==== Provided entries
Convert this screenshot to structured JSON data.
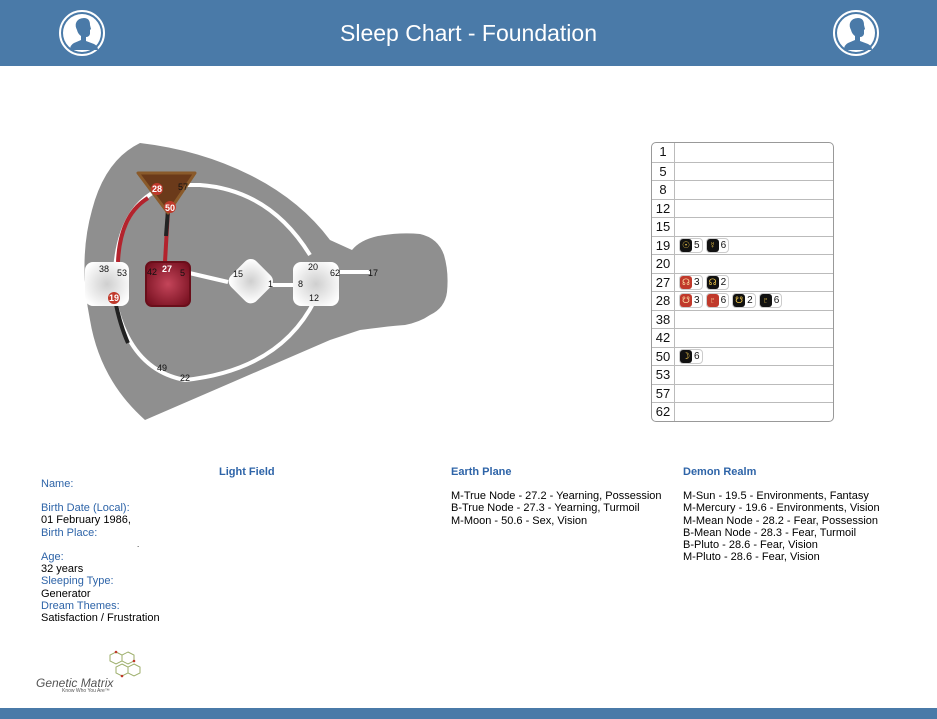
{
  "header": {
    "title": "Sleep Chart - Foundation",
    "left_icon": "person-silhouette-icon",
    "right_icon": "person-silhouette-icon"
  },
  "colors": {
    "header_bg": "#4a7aa8",
    "label_blue": "#2e64a8",
    "body_gray": "#8f8f8f",
    "active_red": "#8b1a2a",
    "active_brown": "#6b3a1a"
  },
  "bodygraph": {
    "gates": {
      "g28": "28",
      "g57": "57",
      "g50": "50",
      "g38": "38",
      "g53": "53",
      "g19": "19",
      "g42": "42",
      "g27": "27",
      "g5": "5",
      "g15": "15",
      "g1": "1",
      "g20": "20",
      "g62": "62",
      "g17": "17",
      "g8": "8",
      "g12": "12",
      "g49": "49",
      "g22": "22"
    }
  },
  "gate_table": {
    "rows": [
      {
        "gate": "1",
        "planets": []
      },
      {
        "gate": "5",
        "planets": []
      },
      {
        "gate": "8",
        "planets": []
      },
      {
        "gate": "12",
        "planets": []
      },
      {
        "gate": "15",
        "planets": []
      },
      {
        "gate": "19",
        "planets": [
          {
            "glyph": "☉",
            "color": "black",
            "line": "5"
          },
          {
            "glyph": "☿",
            "color": "black",
            "line": "6"
          }
        ]
      },
      {
        "gate": "20",
        "planets": []
      },
      {
        "gate": "27",
        "planets": [
          {
            "glyph": "☊",
            "color": "red",
            "line": "3"
          },
          {
            "glyph": "☊",
            "color": "black",
            "line": "2"
          }
        ]
      },
      {
        "gate": "28",
        "planets": [
          {
            "glyph": "☋",
            "color": "red",
            "line": "3"
          },
          {
            "glyph": "♇",
            "color": "red",
            "line": "6"
          },
          {
            "glyph": "☋",
            "color": "black",
            "line": "2"
          },
          {
            "glyph": "♇",
            "color": "black",
            "line": "6"
          }
        ]
      },
      {
        "gate": "38",
        "planets": []
      },
      {
        "gate": "42",
        "planets": []
      },
      {
        "gate": "50",
        "planets": [
          {
            "glyph": "☽",
            "color": "black",
            "line": "6"
          }
        ]
      },
      {
        "gate": "53",
        "planets": []
      },
      {
        "gate": "57",
        "planets": []
      },
      {
        "gate": "62",
        "planets": []
      }
    ]
  },
  "light_field": {
    "title": "Light Field",
    "name_label": "Name:",
    "name_value": "",
    "birth_date_label": "Birth Date (Local):",
    "birth_date_value": "01 February 1986,",
    "birth_place_label": "Birth Place:",
    "birth_place_value": ".",
    "age_label": "Age:",
    "age_value": "32 years",
    "sleeping_type_label": "Sleeping Type:",
    "sleeping_type_value": "Generator",
    "dream_themes_label": "Dream Themes:",
    "dream_themes_value": "Satisfaction / Frustration"
  },
  "earth_plane": {
    "title": "Earth Plane",
    "items": [
      "M-True Node - 27.2 - Yearning, Possession",
      "B-True Node - 27.3 - Yearning, Turmoil",
      "M-Moon - 50.6 - Sex, Vision"
    ]
  },
  "demon_realm": {
    "title": "Demon Realm",
    "items": [
      "M-Sun - 19.5 - Environments, Fantasy",
      "M-Mercury - 19.6 - Environments, Vision",
      "M-Mean Node - 28.2 - Fear, Possession",
      "B-Mean Node - 28.3 - Fear, Turmoil",
      "B-Pluto - 28.6 - Fear, Vision",
      "M-Pluto - 28.6 - Fear, Vision"
    ]
  },
  "footer": {
    "logo_text": "Genetic Matrix",
    "logo_tagline": "Know Who You Are™"
  }
}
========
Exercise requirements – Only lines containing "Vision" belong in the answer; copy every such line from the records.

Response –
      "M-Moon - 50.6 - Sex, Vision"
      "M-Mercury - 19.6 - Environments, Vision",
      "B-Pluto - 28.6 - Fear, Vision",
      "M-Pluto - 28.6 - Fear, Vision"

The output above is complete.